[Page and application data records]
BEGIN

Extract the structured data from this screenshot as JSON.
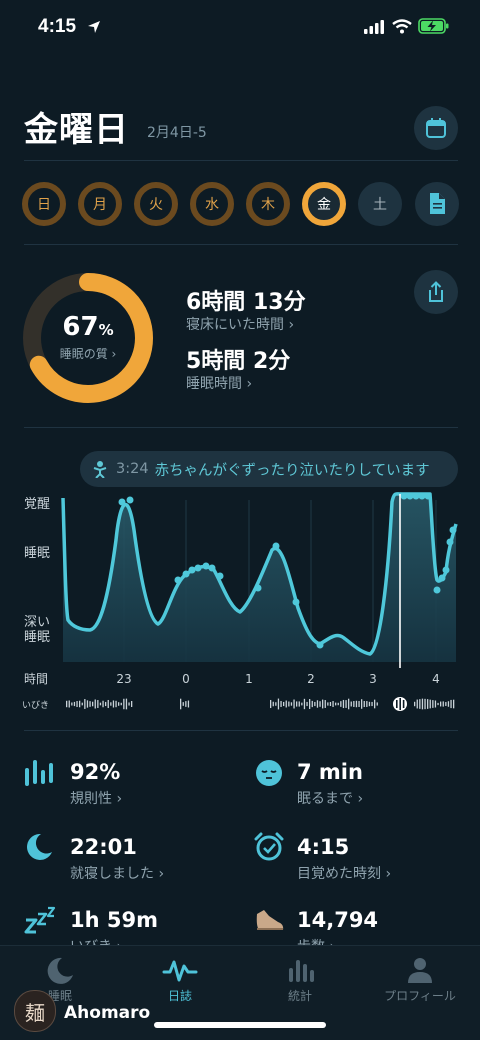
{
  "status": {
    "time": "4:15"
  },
  "header": {
    "day": "金曜日",
    "date_range": "2月4日-5"
  },
  "week": [
    {
      "label": "日",
      "state": "done"
    },
    {
      "label": "月",
      "state": "done"
    },
    {
      "label": "火",
      "state": "done"
    },
    {
      "label": "水",
      "state": "done"
    },
    {
      "label": "木",
      "state": "done"
    },
    {
      "label": "金",
      "state": "active"
    },
    {
      "label": "土",
      "state": "future"
    }
  ],
  "summary": {
    "quality_value": "67",
    "quality_unit": "%",
    "quality_label": "睡眠の質 ›",
    "quality_fraction": 0.67,
    "time_in_bed": "6時間 13分",
    "time_in_bed_label": "寝床にいた時間 ›",
    "sleep_time": "5時間 2分",
    "sleep_time_label": "睡眠時間 ›"
  },
  "snore_note": {
    "time": "3:24",
    "text": "赤ちゃんがぐずったり泣いたりしています"
  },
  "graph": {
    "y_labels": [
      "覚醒",
      "睡眠",
      "深い",
      "睡眠"
    ],
    "x_title": "時間",
    "x_ticks": [
      "23",
      "0",
      "1",
      "2",
      "3",
      "4"
    ],
    "snore_label": "いびき"
  },
  "stats": [
    {
      "value": "92%",
      "label": "規則性 ›",
      "icon": "bars-icon"
    },
    {
      "value": "7 min",
      "label": "眠るまで ›",
      "icon": "sleepy-face-icon"
    },
    {
      "value": "22:01",
      "label": "就寝しました ›",
      "icon": "moon-icon"
    },
    {
      "value": "4:15",
      "label": "目覚めた時刻 ›",
      "icon": "alarm-icon"
    },
    {
      "value": "1h 59m",
      "label": "いびき ›",
      "icon": "zzz-icon"
    },
    {
      "value": "14,794",
      "label": "歩数 ›",
      "icon": "shoe-icon"
    }
  ],
  "tabs": [
    {
      "label": "睡眠",
      "icon": "moon-icon",
      "active": false
    },
    {
      "label": "日誌",
      "icon": "wave-icon",
      "active": true
    },
    {
      "label": "統計",
      "icon": "bars-icon",
      "active": false
    },
    {
      "label": "プロフィール",
      "icon": "person-icon",
      "active": false
    }
  ],
  "watermark": {
    "name": "Ahomaro",
    "avatar_text": "麺"
  },
  "colors": {
    "accent": "#4fc3d9",
    "ring": "#f0a63a",
    "background": "#0d1b24"
  }
}
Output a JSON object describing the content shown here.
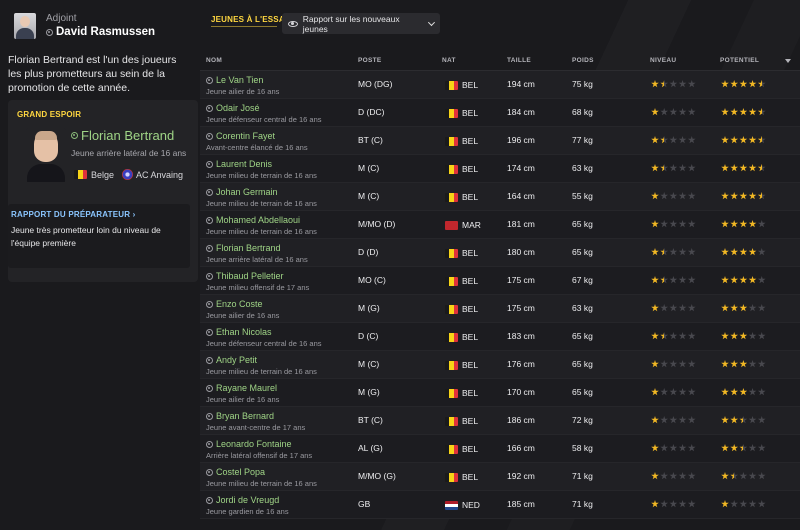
{
  "adviser": {
    "role": "Adjoint",
    "name": "David Rasmussen"
  },
  "intro": "Florian Bertrand est l'un des joueurs les plus prometteurs au sein de la promotion de cette année.",
  "prospect": {
    "title": "GRAND ESPOIR",
    "name": "Florian Bertrand",
    "description": "Jeune arrière latéral de 16 ans",
    "nationality": "Belge",
    "club": "AC Anvaing",
    "report_title": "RAPPORT DU PRÉPARATEUR",
    "report_text": "Jeune très prometteur loin du niveau de l'équipe première"
  },
  "header": {
    "tab": "JEUNES À L'ESSAI",
    "dropdown": "Rapport sur les nouveaux jeunes"
  },
  "columns": {
    "name": "NOM",
    "position": "POSTE",
    "nat": "NAT",
    "height": "TAILLE",
    "weight": "POIDS",
    "ability": "NIVEAU",
    "potential": "POTENTIEL"
  },
  "colors": {
    "accent_yellow": "#ffd740",
    "name_green": "#9fd486",
    "report_blue": "#8bc6ff",
    "star_gold": "#f2b824"
  },
  "flags": {
    "BEL": [
      "#1a1a1a",
      "#f7d417",
      "#e0323a"
    ],
    "MAR": [
      "#c1272d",
      "#c1272d",
      "#c1272d"
    ],
    "NED": [
      "#ae1c28",
      "#ffffff",
      "#21468b"
    ]
  },
  "players": [
    {
      "name": "Le Van Tien",
      "desc": "Jeune ailier de 16 ans",
      "pos": "MO (DG)",
      "nat": "BEL",
      "height": "194 cm",
      "weight": "75 kg",
      "ability": 1.5,
      "potential": 4.5
    },
    {
      "name": "Odair José",
      "desc": "Jeune défenseur central de 16 ans",
      "pos": "D (DC)",
      "nat": "BEL",
      "height": "184 cm",
      "weight": "68 kg",
      "ability": 1,
      "potential": 4.5
    },
    {
      "name": "Corentin Fayet",
      "desc": "Avant-centre élancé de 16 ans",
      "pos": "BT (C)",
      "nat": "BEL",
      "height": "196 cm",
      "weight": "77 kg",
      "ability": 1.5,
      "potential": 4.5
    },
    {
      "name": "Laurent Denis",
      "desc": "Jeune milieu de terrain de 16 ans",
      "pos": "M (C)",
      "nat": "BEL",
      "height": "174 cm",
      "weight": "63 kg",
      "ability": 1.5,
      "potential": 4.5
    },
    {
      "name": "Johan Germain",
      "desc": "Jeune milieu de terrain de 16 ans",
      "pos": "M (C)",
      "nat": "BEL",
      "height": "164 cm",
      "weight": "55 kg",
      "ability": 1,
      "potential": 4.5
    },
    {
      "name": "Mohamed Abdellaoui",
      "desc": "Jeune milieu de terrain de 16 ans",
      "pos": "M/MO (D)",
      "nat": "MAR",
      "height": "181 cm",
      "weight": "65 kg",
      "ability": 1,
      "potential": 4
    },
    {
      "name": "Florian Bertrand",
      "desc": "Jeune arrière latéral de 16 ans",
      "pos": "D (D)",
      "nat": "BEL",
      "height": "180 cm",
      "weight": "65 kg",
      "ability": 1.5,
      "potential": 4
    },
    {
      "name": "Thibaud Pelletier",
      "desc": "Jeune milieu offensif de 17 ans",
      "pos": "MO (C)",
      "nat": "BEL",
      "height": "175 cm",
      "weight": "67 kg",
      "ability": 1.5,
      "potential": 4
    },
    {
      "name": "Enzo Coste",
      "desc": "Jeune ailier de 16 ans",
      "pos": "M (G)",
      "nat": "BEL",
      "height": "175 cm",
      "weight": "63 kg",
      "ability": 1,
      "potential": 3
    },
    {
      "name": "Ethan Nicolas",
      "desc": "Jeune défenseur central de 16 ans",
      "pos": "D (C)",
      "nat": "BEL",
      "height": "183 cm",
      "weight": "65 kg",
      "ability": 1.5,
      "potential": 3
    },
    {
      "name": "Andy Petit",
      "desc": "Jeune milieu de terrain de 16 ans",
      "pos": "M (C)",
      "nat": "BEL",
      "height": "176 cm",
      "weight": "65 kg",
      "ability": 1,
      "potential": 3
    },
    {
      "name": "Rayane Maurel",
      "desc": "Jeune ailier de 16 ans",
      "pos": "M (G)",
      "nat": "BEL",
      "height": "170 cm",
      "weight": "65 kg",
      "ability": 1,
      "potential": 3
    },
    {
      "name": "Bryan Bernard",
      "desc": "Jeune avant-centre de 17 ans",
      "pos": "BT (C)",
      "nat": "BEL",
      "height": "186 cm",
      "weight": "72 kg",
      "ability": 1,
      "potential": 2.5
    },
    {
      "name": "Leonardo Fontaine",
      "desc": "Arrière latéral offensif de 17 ans",
      "pos": "AL (G)",
      "nat": "BEL",
      "height": "166 cm",
      "weight": "58 kg",
      "ability": 1,
      "potential": 2.5
    },
    {
      "name": "Costel Popa",
      "desc": "Jeune milieu de terrain de 16 ans",
      "pos": "M/MO (G)",
      "nat": "BEL",
      "height": "192 cm",
      "weight": "71 kg",
      "ability": 1,
      "potential": 1.5
    },
    {
      "name": "Jordi de Vreugd",
      "desc": "Jeune gardien de 16 ans",
      "pos": "GB",
      "nat": "NED",
      "height": "185 cm",
      "weight": "71 kg",
      "ability": 1,
      "potential": 1
    }
  ]
}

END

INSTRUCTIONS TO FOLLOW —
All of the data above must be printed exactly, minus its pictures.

RESULT FOR THIS EXERCISE —
Extract the structured data from this screenshot as JSON.
{
  "status": {
    "time": "4:15"
  },
  "header": {
    "day": "金曜日",
    "date_range": "2月4日-5"
  },
  "week": [
    {
      "label": "日",
      "state": "done"
    },
    {
      "label": "月",
      "state": "done"
    },
    {
      "label": "火",
      "state": "done"
    },
    {
      "label": "水",
      "state": "done"
    },
    {
      "label": "木",
      "state": "done"
    },
    {
      "label": "金",
      "state": "active"
    },
    {
      "label": "土",
      "state": "future"
    }
  ],
  "summary": {
    "quality_value": "67",
    "quality_unit": "%",
    "quality_label": "睡眠の質 ›",
    "quality_fraction": 0.67,
    "time_in_bed": "6時間 13分",
    "time_in_bed_label": "寝床にいた時間 ›",
    "sleep_time": "5時間 2分",
    "sleep_time_label": "睡眠時間 ›"
  },
  "snore_note": {
    "time": "3:24",
    "text": "赤ちゃんがぐずったり泣いたりしています"
  },
  "graph": {
    "y_labels": [
      "覚醒",
      "睡眠",
      "深い",
      "睡眠"
    ],
    "x_title": "時間",
    "x_ticks": [
      "23",
      "0",
      "1",
      "2",
      "3",
      "4"
    ],
    "snore_label": "いびき"
  },
  "stats": [
    {
      "value": "92%",
      "label": "規則性 ›",
      "icon": "bars-icon"
    },
    {
      "value": "7 min",
      "label": "眠るまで ›",
      "icon": "sleepy-face-icon"
    },
    {
      "value": "22:01",
      "label": "就寝しました ›",
      "icon": "moon-icon"
    },
    {
      "value": "4:15",
      "label": "目覚めた時刻 ›",
      "icon": "alarm-icon"
    },
    {
      "value": "1h 59m",
      "label": "いびき ›",
      "icon": "zzz-icon"
    },
    {
      "value": "14,794",
      "label": "歩数 ›",
      "icon": "shoe-icon"
    }
  ],
  "tabs": [
    {
      "label": "睡眠",
      "icon": "moon-icon",
      "active": false
    },
    {
      "label": "日誌",
      "icon": "wave-icon",
      "active": true
    },
    {
      "label": "統計",
      "icon": "bars-icon",
      "active": false
    },
    {
      "label": "プロフィール",
      "icon": "person-icon",
      "active": false
    }
  ],
  "watermark": {
    "name": "Ahomaro",
    "avatar_text": "麺"
  },
  "colors": {
    "accent": "#4fc3d9",
    "ring": "#f0a63a",
    "background": "#0d1b24"
  }
}
Output a JSON object describing the content shown here.
{
  "adviser": {
    "role": "Adjoint",
    "name": "David Rasmussen"
  },
  "intro": "Florian Bertrand est l'un des joueurs les plus prometteurs au sein de la promotion de cette année.",
  "prospect": {
    "title": "GRAND ESPOIR",
    "name": "Florian Bertrand",
    "description": "Jeune arrière latéral de 16 ans",
    "nationality": "Belge",
    "club": "AC Anvaing",
    "report_title": "RAPPORT DU PRÉPARATEUR",
    "report_text": "Jeune très prometteur loin du niveau de l'équipe première"
  },
  "header": {
    "tab": "JEUNES À L'ESSAI",
    "dropdown": "Rapport sur les nouveaux jeunes"
  },
  "columns": {
    "name": "NOM",
    "position": "POSTE",
    "nat": "NAT",
    "height": "TAILLE",
    "weight": "POIDS",
    "ability": "NIVEAU",
    "potential": "POTENTIEL"
  },
  "colors": {
    "accent_yellow": "#ffd740",
    "name_green": "#9fd486",
    "report_blue": "#8bc6ff",
    "star_gold": "#f2b824"
  },
  "flags": {
    "BEL": [
      "#1a1a1a",
      "#f7d417",
      "#e0323a"
    ],
    "MAR": [
      "#c1272d",
      "#c1272d",
      "#c1272d"
    ],
    "NED": [
      "#ae1c28",
      "#ffffff",
      "#21468b"
    ]
  },
  "players": [
    {
      "name": "Le Van Tien",
      "desc": "Jeune ailier de 16 ans",
      "pos": "MO (DG)",
      "nat": "BEL",
      "height": "194 cm",
      "weight": "75 kg",
      "ability": 1.5,
      "potential": 4.5
    },
    {
      "name": "Odair José",
      "desc": "Jeune défenseur central de 16 ans",
      "pos": "D (DC)",
      "nat": "BEL",
      "height": "184 cm",
      "weight": "68 kg",
      "ability": 1,
      "potential": 4.5
    },
    {
      "name": "Corentin Fayet",
      "desc": "Avant-centre élancé de 16 ans",
      "pos": "BT (C)",
      "nat": "BEL",
      "height": "196 cm",
      "weight": "77 kg",
      "ability": 1.5,
      "potential": 4.5
    },
    {
      "name": "Laurent Denis",
      "desc": "Jeune milieu de terrain de 16 ans",
      "pos": "M (C)",
      "nat": "BEL",
      "height": "174 cm",
      "weight": "63 kg",
      "ability": 1.5,
      "potential": 4.5
    },
    {
      "name": "Johan Germain",
      "desc": "Jeune milieu de terrain de 16 ans",
      "pos": "M (C)",
      "nat": "BEL",
      "height": "164 cm",
      "weight": "55 kg",
      "ability": 1,
      "potential": 4.5
    },
    {
      "name": "Mohamed Abdellaoui",
      "desc": "Jeune milieu de terrain de 16 ans",
      "pos": "M/MO (D)",
      "nat": "MAR",
      "height": "181 cm",
      "weight": "65 kg",
      "ability": 1,
      "potential": 4
    },
    {
      "name": "Florian Bertrand",
      "desc": "Jeune arrière latéral de 16 ans",
      "pos": "D (D)",
      "nat": "BEL",
      "height": "180 cm",
      "weight": "65 kg",
      "ability": 1.5,
      "potential": 4
    },
    {
      "name": "Thibaud Pelletier",
      "desc": "Jeune milieu offensif de 17 ans",
      "pos": "MO (C)",
      "nat": "BEL",
      "height": "175 cm",
      "weight": "67 kg",
      "ability": 1.5,
      "potential": 4
    },
    {
      "name": "Enzo Coste",
      "desc": "Jeune ailier de 16 ans",
      "pos": "M (G)",
      "nat": "BEL",
      "height": "175 cm",
      "weight": "63 kg",
      "ability": 1,
      "potential": 3
    },
    {
      "name": "Ethan Nicolas",
      "desc": "Jeune défenseur central de 16 ans",
      "pos": "D (C)",
      "nat": "BEL",
      "height": "183 cm",
      "weight": "65 kg",
      "ability": 1.5,
      "potential": 3
    },
    {
      "name": "Andy Petit",
      "desc": "Jeune milieu de terrain de 16 ans",
      "pos": "M (C)",
      "nat": "BEL",
      "height": "176 cm",
      "weight": "65 kg",
      "ability": 1,
      "potential": 3
    },
    {
      "name": "Rayane Maurel",
      "desc": "Jeune ailier de 16 ans",
      "pos": "M (G)",
      "nat": "BEL",
      "height": "170 cm",
      "weight": "65 kg",
      "ability": 1,
      "potential": 3
    },
    {
      "name": "Bryan Bernard",
      "desc": "Jeune avant-centre de 17 ans",
      "pos": "BT (C)",
      "nat": "BEL",
      "height": "186 cm",
      "weight": "72 kg",
      "ability": 1,
      "potential": 2.5
    },
    {
      "name": "Leonardo Fontaine",
      "desc": "Arrière latéral offensif de 17 ans",
      "pos": "AL (G)",
      "nat": "BEL",
      "height": "166 cm",
      "weight": "58 kg",
      "ability": 1,
      "potential": 2.5
    },
    {
      "name": "Costel Popa",
      "desc": "Jeune milieu de terrain de 16 ans",
      "pos": "M/MO (G)",
      "nat": "BEL",
      "height": "192 cm",
      "weight": "71 kg",
      "ability": 1,
      "potential": 1.5
    },
    {
      "name": "Jordi de Vreugd",
      "desc": "Jeune gardien de 16 ans",
      "pos": "GB",
      "nat": "NED",
      "height": "185 cm",
      "weight": "71 kg",
      "ability": 1,
      "potential": 1
    }
  ]
}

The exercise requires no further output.